If a line in the data below includes the string "chroju", please return a copy of it.

**** EXERCISE INPUT

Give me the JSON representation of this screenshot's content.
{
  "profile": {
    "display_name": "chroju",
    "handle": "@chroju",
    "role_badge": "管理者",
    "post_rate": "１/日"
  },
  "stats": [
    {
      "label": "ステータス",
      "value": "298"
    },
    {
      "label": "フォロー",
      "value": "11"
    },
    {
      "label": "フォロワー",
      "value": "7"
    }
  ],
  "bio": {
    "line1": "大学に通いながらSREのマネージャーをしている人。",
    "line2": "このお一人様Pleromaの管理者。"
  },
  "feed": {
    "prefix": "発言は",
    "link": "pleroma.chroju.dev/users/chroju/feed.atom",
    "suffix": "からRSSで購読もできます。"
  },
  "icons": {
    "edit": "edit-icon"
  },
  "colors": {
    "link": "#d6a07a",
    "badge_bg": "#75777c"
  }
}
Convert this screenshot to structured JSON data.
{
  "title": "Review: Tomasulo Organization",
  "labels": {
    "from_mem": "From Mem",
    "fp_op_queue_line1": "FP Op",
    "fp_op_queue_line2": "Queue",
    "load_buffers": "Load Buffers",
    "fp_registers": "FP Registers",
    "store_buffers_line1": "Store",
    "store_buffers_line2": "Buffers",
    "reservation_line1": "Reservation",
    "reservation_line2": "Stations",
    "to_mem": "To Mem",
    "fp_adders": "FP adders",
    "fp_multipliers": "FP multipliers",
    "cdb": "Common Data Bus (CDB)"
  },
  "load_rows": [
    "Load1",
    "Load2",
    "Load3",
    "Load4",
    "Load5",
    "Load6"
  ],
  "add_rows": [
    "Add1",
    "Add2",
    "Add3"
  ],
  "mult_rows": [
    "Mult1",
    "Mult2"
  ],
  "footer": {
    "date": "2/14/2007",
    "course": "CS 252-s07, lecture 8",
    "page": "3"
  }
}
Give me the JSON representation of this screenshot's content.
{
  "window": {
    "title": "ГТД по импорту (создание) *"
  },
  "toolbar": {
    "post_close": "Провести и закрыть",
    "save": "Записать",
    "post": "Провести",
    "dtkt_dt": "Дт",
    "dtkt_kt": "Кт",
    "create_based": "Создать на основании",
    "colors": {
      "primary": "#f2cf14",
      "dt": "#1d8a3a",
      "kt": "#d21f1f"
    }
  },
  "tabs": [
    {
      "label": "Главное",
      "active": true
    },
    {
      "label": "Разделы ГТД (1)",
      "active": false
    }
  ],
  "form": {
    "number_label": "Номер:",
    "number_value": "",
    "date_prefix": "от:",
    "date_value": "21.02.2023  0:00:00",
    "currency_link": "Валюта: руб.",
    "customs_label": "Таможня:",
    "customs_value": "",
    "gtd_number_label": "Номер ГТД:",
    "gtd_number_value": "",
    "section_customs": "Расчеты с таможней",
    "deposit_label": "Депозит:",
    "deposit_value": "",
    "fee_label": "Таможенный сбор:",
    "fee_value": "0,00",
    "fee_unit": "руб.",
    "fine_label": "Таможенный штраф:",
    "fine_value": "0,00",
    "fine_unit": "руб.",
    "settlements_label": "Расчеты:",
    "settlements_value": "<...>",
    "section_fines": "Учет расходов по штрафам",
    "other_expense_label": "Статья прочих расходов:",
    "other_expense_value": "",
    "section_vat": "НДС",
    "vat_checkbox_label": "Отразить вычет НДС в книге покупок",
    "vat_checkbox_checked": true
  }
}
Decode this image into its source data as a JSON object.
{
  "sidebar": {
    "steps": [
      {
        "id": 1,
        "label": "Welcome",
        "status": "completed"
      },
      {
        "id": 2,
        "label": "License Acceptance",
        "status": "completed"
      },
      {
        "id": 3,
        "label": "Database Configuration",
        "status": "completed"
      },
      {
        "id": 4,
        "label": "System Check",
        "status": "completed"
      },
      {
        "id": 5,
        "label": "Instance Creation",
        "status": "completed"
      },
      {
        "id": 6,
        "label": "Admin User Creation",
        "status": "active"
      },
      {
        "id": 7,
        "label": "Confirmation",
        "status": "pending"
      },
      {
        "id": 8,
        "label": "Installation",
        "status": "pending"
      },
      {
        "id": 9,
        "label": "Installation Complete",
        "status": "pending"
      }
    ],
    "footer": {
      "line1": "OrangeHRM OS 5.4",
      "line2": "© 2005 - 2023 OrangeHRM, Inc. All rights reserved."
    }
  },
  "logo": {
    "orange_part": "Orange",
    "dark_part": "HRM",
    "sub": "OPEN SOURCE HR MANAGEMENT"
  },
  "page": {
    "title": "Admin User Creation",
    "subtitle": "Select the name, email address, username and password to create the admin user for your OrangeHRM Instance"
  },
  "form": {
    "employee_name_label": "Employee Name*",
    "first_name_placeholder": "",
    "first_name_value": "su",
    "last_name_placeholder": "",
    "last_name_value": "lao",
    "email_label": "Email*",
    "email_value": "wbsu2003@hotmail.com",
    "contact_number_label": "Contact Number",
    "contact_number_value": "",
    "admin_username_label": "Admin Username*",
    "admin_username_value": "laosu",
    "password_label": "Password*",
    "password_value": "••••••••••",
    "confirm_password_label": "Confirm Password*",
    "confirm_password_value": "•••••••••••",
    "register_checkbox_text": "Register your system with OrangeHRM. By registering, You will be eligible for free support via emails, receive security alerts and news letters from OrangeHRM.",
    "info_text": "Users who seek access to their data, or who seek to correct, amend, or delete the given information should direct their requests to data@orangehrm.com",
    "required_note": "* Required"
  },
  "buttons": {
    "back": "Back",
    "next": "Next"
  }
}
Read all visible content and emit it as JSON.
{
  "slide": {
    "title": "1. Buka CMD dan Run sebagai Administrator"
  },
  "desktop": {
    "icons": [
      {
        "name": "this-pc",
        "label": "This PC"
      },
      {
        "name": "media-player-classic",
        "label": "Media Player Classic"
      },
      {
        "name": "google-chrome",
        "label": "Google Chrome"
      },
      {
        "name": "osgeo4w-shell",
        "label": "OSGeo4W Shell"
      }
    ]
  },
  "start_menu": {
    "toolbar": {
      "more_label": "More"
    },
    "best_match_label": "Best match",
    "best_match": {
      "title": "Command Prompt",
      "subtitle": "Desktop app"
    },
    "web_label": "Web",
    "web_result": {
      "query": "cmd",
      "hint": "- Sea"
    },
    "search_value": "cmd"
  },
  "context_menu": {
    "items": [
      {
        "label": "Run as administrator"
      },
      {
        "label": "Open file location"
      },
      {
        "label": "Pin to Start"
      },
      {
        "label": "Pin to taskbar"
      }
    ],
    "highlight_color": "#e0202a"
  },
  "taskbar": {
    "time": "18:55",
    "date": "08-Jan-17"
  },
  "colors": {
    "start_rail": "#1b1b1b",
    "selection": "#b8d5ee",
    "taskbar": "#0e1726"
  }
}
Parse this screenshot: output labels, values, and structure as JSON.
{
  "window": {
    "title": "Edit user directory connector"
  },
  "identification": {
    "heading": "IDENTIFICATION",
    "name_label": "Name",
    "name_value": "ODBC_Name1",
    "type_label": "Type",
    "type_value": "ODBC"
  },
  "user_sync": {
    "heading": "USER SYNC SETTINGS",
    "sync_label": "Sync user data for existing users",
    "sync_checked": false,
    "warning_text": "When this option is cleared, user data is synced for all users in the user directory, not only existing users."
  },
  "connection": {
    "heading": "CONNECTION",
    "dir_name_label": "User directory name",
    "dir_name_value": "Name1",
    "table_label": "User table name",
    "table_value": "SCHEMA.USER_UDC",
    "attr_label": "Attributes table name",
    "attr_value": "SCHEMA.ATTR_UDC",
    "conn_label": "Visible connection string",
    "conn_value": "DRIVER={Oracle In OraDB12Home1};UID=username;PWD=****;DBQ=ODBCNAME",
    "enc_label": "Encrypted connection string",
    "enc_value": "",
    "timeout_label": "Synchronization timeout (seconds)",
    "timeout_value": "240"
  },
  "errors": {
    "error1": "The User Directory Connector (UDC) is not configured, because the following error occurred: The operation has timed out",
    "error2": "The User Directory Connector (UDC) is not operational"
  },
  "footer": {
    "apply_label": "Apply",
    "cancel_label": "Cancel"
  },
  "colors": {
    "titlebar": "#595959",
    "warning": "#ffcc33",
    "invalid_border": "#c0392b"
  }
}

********

» **TASK ANSWER**
    "display_name": "chroju",
    "handle": "@chroju",
    "link": "pleroma.chroju.dev/users/chroju/feed.atom",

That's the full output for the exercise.